The "Stewards of Cultural Heritage (SoCH) Program" aims to prepare five Syrian heritage specialists for the post-conflict period in Syria. Doing so, it provides workshops, seminars or conservation projects. Furthermore, the awardees are carrying out their individual studies, including an oral history project, different projects to restore and preserve heritage sites in Aleppo or preparing non-formal educational material for Syrian children about their cultural heritage. Diana Miznazi is the coordinator of the project - in an interview, she reports how the project will help Syrians reviving their identity and educating younger generations about their cultural heritage.
"An integral part of the post-conflict recovery process"
Diana Miznazi coordinates the Stewards of Cultural Heritage
L.I.S.A.: What is the project about? And who are the Stewards of Cultural Heritage?
Miznazi: In response to the massive destruction of the Syrian Cultural Heritage, with the overall aim of safeguarding this heritage and as a part of the Zero Hour - A future for the post-crisis period project, the German Archaeological Institute (DAI), Istanbul Department, launched the “Stewards of Cultural Heritage- SoCH” project in October 2016. The SoCH project is a 24 months scholarship program, which is co-funded by the Gerda Henkel Foundation. The Stewards of Cultural Heritage are five Syrian heritage specialists (archaeologists and architects) based in Turkey, who were chosen to carry out their own proposed projects within the framework of their training and in preparation for post-conflict period in Syria. To facilitate these projects, the program is based on two main educational elements; workshops and seminars and a practical conservation project carried out in an archaeological site in South-East Turkey.
L.I.S.A.: What is your role in the project and why do you do it?
Miznazi: I have been coordinating the SoCH project for over a year now. I chose to be involved in this project, as I believe in the utmost importance of educating the Syrians about cultural heritage, so they can have a positive active role in the reconstruction of their country when the conflict is over.
"It helps reviving the national identity"
L.I.S.A.: The project aims at documenting and educating the younger generations about their Cultural Heritage.

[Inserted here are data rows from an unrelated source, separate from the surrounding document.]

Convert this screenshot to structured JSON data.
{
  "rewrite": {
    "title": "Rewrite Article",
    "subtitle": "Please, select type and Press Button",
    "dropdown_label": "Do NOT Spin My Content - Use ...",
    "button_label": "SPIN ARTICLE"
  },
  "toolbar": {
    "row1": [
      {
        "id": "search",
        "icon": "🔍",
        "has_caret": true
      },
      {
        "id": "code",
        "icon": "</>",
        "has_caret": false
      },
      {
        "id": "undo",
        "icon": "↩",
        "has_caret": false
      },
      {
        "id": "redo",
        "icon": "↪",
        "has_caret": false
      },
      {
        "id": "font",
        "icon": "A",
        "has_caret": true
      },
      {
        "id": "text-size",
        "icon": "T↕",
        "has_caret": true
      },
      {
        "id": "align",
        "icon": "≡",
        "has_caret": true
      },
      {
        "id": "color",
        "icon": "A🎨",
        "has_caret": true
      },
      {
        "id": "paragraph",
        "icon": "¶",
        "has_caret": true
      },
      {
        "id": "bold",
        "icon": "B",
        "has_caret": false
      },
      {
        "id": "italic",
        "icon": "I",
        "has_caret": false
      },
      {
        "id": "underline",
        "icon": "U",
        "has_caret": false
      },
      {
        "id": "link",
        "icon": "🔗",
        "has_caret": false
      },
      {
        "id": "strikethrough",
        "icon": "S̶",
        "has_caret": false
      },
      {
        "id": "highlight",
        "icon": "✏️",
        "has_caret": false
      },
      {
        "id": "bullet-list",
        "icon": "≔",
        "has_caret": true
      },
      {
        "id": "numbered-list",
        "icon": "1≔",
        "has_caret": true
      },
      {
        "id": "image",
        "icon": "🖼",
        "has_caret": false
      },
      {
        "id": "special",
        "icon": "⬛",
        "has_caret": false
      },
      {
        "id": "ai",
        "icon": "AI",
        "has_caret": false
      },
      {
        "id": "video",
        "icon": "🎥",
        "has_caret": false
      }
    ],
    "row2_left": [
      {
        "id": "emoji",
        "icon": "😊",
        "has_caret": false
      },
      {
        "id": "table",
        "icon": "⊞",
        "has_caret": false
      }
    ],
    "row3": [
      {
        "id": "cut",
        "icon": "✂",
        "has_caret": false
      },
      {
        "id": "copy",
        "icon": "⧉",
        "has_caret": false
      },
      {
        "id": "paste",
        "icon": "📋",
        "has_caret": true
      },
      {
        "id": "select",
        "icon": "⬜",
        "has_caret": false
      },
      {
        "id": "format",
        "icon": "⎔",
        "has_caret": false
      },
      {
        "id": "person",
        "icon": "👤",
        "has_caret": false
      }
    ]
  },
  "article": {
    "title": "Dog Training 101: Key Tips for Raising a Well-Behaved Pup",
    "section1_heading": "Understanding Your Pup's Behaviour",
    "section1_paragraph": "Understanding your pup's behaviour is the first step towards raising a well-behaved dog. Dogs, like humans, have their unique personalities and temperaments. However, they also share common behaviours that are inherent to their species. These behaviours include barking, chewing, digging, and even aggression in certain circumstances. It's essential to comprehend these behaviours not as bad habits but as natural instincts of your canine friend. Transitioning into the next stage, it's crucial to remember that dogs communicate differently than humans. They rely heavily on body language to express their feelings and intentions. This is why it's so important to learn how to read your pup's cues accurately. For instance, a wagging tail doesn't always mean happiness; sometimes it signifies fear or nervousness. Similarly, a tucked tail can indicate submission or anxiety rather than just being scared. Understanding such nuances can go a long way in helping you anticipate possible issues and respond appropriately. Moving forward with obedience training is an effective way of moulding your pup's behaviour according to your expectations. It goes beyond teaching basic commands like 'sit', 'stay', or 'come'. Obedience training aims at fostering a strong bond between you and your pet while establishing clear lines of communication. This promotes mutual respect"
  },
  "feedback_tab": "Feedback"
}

Why do you think such preservation is so important in Syria and how do you think this can help shape the future of the country?

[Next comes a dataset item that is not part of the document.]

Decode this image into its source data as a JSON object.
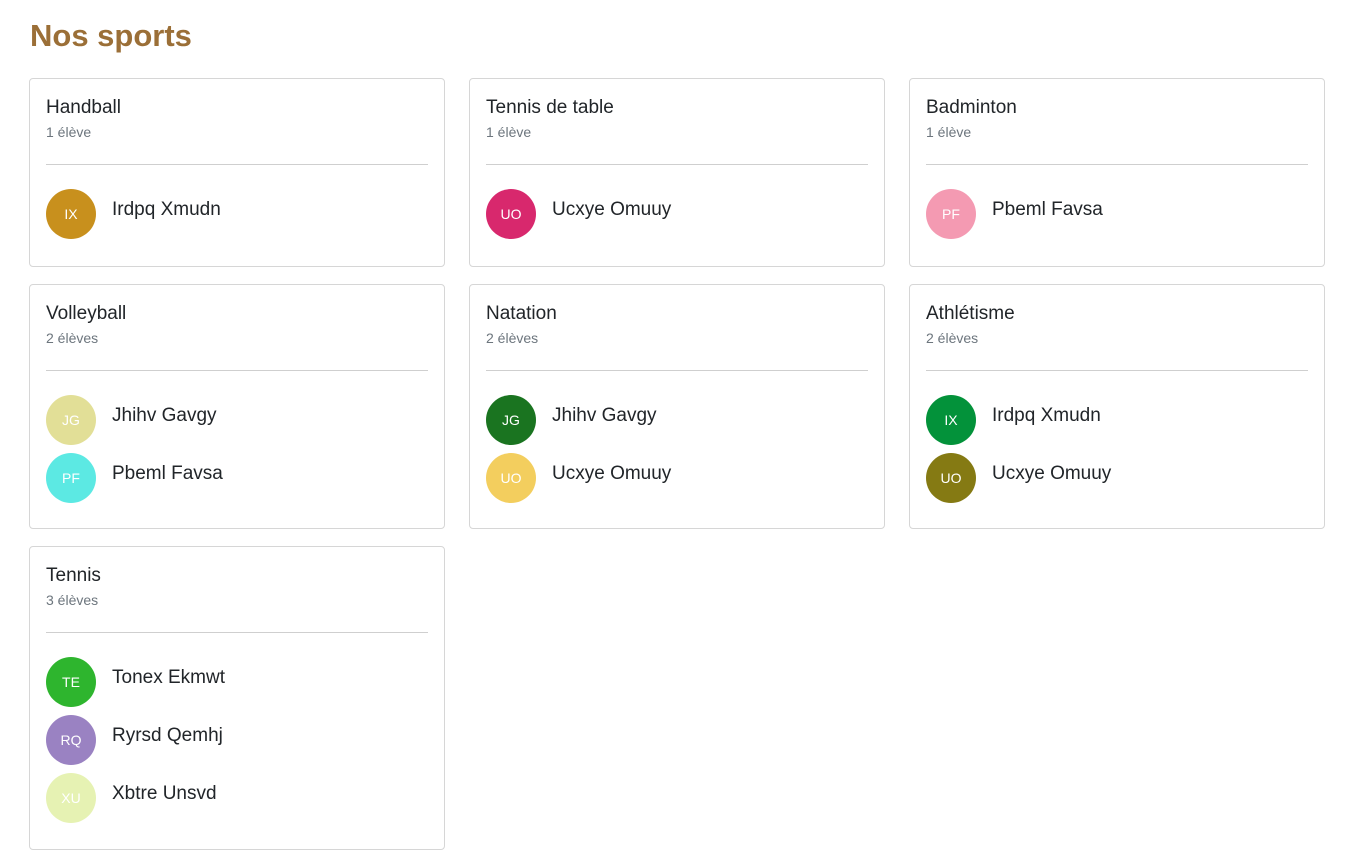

Miznazi: Tangible and intangible heritage can be lost forever during a conflict like the one taking place in Syria. Cultural heritage is as an integral part of the post-conflict recovery process, even in its earlier stages, for it helps reviving the national identity of the conflict-affected community and is an essential contributor to conflict resolution. The younger generation is the hope a country like Syria has left to recover its cultural identity and integrity. Therefore, each of five projects under a SoCH aims to contribute to the joint efforts carried out worldwide to preserve cultural heritage through documenting it and raising the public awareness about its importance.
L.I.S.A.: How does your project attempt to gather and protect the Syrian Cultural Heritage? And how do you think the interaction between the multiple projects and scholarship holders can be beneficial to the success of the project?

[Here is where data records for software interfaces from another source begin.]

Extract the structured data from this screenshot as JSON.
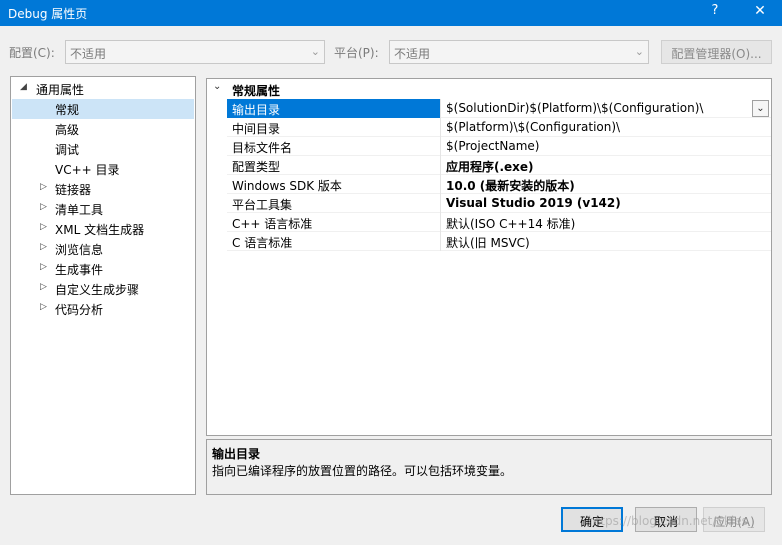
{
  "window": {
    "title": "Debug 属性页",
    "help_glyph": "?",
    "close_glyph": "✕"
  },
  "config_bar": {
    "config_label": "配置(C):",
    "config_value": "不适用",
    "platform_label": "平台(P):",
    "platform_value": "不适用",
    "config_manager_label": "配置管理器(O)..."
  },
  "tree": {
    "items": [
      {
        "label": "通用属性",
        "expander": "◢",
        "level": 0
      },
      {
        "label": "常规",
        "expander": "",
        "level": 1,
        "selected": true
      },
      {
        "label": "高级",
        "expander": "",
        "level": 1
      },
      {
        "label": "调试",
        "expander": "",
        "level": 1
      },
      {
        "label": "VC++ 目录",
        "expander": "",
        "level": 1
      },
      {
        "label": "链接器",
        "expander": "▷",
        "level": 1
      },
      {
        "label": "清单工具",
        "expander": "▷",
        "level": 1
      },
      {
        "label": "XML 文档生成器",
        "expander": "▷",
        "level": 1
      },
      {
        "label": "浏览信息",
        "expander": "▷",
        "level": 1
      },
      {
        "label": "生成事件",
        "expander": "▷",
        "level": 1
      },
      {
        "label": "自定义生成步骤",
        "expander": "▷",
        "level": 1
      },
      {
        "label": "代码分析",
        "expander": "▷",
        "level": 1
      }
    ]
  },
  "grid": {
    "category": "常规属性",
    "properties": [
      {
        "name": "输出目录",
        "value": "$(SolutionDir)$(Platform)\\$(Configuration)\\",
        "bold": false,
        "selected": true
      },
      {
        "name": "中间目录",
        "value": "$(Platform)\\$(Configuration)\\",
        "bold": false
      },
      {
        "name": "目标文件名",
        "value": "$(ProjectName)",
        "bold": false
      },
      {
        "name": "配置类型",
        "value": "应用程序(.exe)",
        "bold": true
      },
      {
        "name": "Windows SDK 版本",
        "value": "10.0 (最新安装的版本)",
        "bold": true
      },
      {
        "name": "平台工具集",
        "value": "Visual Studio 2019 (v142)",
        "bold": true
      },
      {
        "name": "C++ 语言标准",
        "value": "默认(ISO C++14 标准)",
        "bold": false
      },
      {
        "name": "C 语言标准",
        "value": "默认(旧 MSVC)",
        "bold": false
      }
    ]
  },
  "description": {
    "title": "输出目录",
    "text": "指向已编译程序的放置位置的路径。可以包括环境变量。"
  },
  "buttons": {
    "ok": "确定",
    "cancel": "取消",
    "apply": "应用(A)"
  },
  "watermark": "https://blog.csdn.net/Skies_"
}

Miznazi: Each of the projects carried out by the stewards focuses on researching one aspect of Syrian cultural heritage protection. For example, one of the projects is preparing a restoration plan for a certain building in Aleppo, whereas another is preparing a catalogue of not-very-well documented sites in the Syrian Desert using local resources…etc. Such researches are an indispensable tool during the reconstruction planning and execution. We have tried to integrate the stewards as much as possible within other Syrian researches’ networks to avoid duplication of work and broaden their research horizon. Such networking is highly beneficial to their projects, especially for obtaining missing information –necessary for their research- that can be provided by other members of the network.
L.I.S.A.: While discussing the projects’ goals, several Syrian experts have mentioned the nation’s future success. How would you define the objective or future goal of the project?
Miznazi: The conflict in Syria has not only destroyed cultural properties, but also displaced the people capable of preserving such properties. As there is no possibility to interfere to protect cultural heritage directly in Syria at the moment, SoCH aims to offer –at least some of- these displaced scholars a chance to continue their scientific work in Turkey. At the same time, the project promotes the stewards’ further education in the areas of cultural preservation in different universities here in Turkey. SoCH aims through the above mentioned to contribute to building the national capacities of Syrian scholars so they can take part in planning the country’s reconstruction. Post-conflict reconstruction can only be successful with the active participation of the local expertise in such process on all levels.
Diana Miznazi answered the questions in written form.